> [ABOUT THIS TASK]: Beginning with the line that contains "Transcribe this image's", reproduce every line through the end of the records below exactly, and leave the pictures out.

> [PROVIDED RECORDS]:
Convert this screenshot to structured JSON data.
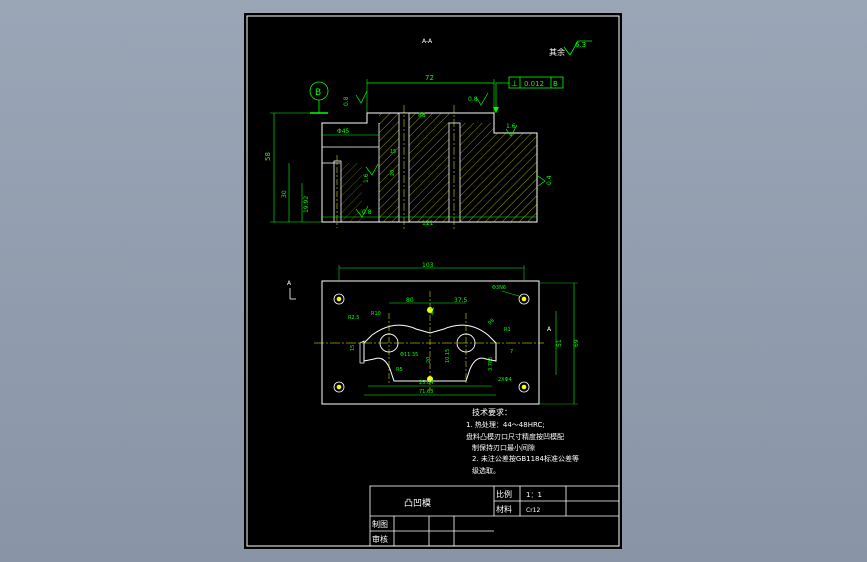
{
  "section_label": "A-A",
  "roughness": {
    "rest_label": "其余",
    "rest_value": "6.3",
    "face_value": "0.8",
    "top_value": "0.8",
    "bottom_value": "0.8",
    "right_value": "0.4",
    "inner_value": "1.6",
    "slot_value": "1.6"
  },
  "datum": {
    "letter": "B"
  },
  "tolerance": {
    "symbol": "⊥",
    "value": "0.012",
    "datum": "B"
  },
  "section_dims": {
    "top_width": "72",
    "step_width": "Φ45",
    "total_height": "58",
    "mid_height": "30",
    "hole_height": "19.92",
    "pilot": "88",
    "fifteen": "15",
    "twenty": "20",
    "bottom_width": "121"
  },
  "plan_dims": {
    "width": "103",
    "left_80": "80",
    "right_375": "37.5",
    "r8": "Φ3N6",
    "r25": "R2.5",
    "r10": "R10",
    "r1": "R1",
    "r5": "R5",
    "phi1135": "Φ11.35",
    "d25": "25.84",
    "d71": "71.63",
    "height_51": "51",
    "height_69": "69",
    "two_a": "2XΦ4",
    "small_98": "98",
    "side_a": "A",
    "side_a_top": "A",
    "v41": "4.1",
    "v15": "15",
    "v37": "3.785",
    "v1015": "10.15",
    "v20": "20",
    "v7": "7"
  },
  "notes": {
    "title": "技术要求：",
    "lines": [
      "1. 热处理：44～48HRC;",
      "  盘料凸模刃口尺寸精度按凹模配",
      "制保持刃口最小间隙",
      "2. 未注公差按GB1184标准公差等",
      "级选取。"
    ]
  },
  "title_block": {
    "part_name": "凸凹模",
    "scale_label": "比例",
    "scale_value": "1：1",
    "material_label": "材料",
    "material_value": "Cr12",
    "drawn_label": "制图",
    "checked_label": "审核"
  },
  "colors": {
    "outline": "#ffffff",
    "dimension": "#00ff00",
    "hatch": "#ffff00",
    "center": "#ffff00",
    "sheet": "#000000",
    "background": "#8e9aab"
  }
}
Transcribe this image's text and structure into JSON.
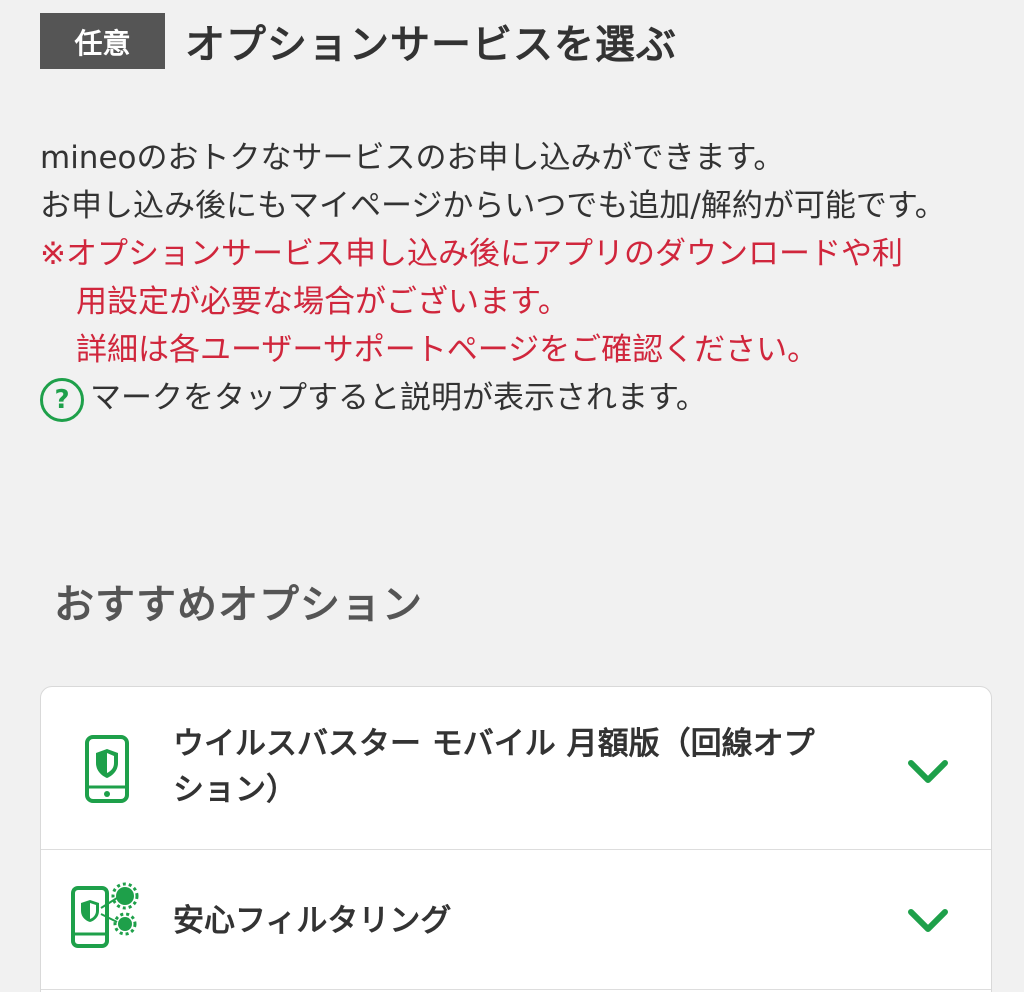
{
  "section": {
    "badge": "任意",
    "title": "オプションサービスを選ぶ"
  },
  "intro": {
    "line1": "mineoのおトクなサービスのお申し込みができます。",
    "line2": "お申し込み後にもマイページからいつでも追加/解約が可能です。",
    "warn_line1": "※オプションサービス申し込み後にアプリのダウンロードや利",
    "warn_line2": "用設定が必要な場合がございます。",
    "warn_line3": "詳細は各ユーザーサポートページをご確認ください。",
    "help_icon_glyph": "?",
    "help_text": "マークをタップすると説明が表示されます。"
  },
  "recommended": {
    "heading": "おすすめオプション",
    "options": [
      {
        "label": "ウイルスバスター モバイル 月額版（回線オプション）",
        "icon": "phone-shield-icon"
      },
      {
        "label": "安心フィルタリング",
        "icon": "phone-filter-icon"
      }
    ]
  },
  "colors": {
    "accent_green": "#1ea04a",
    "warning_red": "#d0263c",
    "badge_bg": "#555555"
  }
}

> [YOUR SOLUTION]:
Transcribe this image's text and structure into JSON.
{
  "section": {
    "badge": "任意",
    "title": "オプションサービスを選ぶ"
  },
  "intro": {
    "line1": "mineoのおトクなサービスのお申し込みができます。",
    "line2": "お申し込み後にもマイページからいつでも追加/解約が可能です。",
    "warn_line1": "※オプションサービス申し込み後にアプリのダウンロードや利",
    "warn_line2": "用設定が必要な場合がございます。",
    "warn_line3": "詳細は各ユーザーサポートページをご確認ください。",
    "help_icon_glyph": "?",
    "help_text": "マークをタップすると説明が表示されます。"
  },
  "recommended": {
    "heading": "おすすめオプション",
    "options": [
      {
        "label": "ウイルスバスター モバイル 月額版（回線オプション）",
        "icon": "phone-shield-icon"
      },
      {
        "label": "安心フィルタリング",
        "icon": "phone-filter-icon"
      }
    ]
  },
  "colors": {
    "accent_green": "#1ea04a",
    "warning_red": "#d0263c",
    "badge_bg": "#555555"
  }
}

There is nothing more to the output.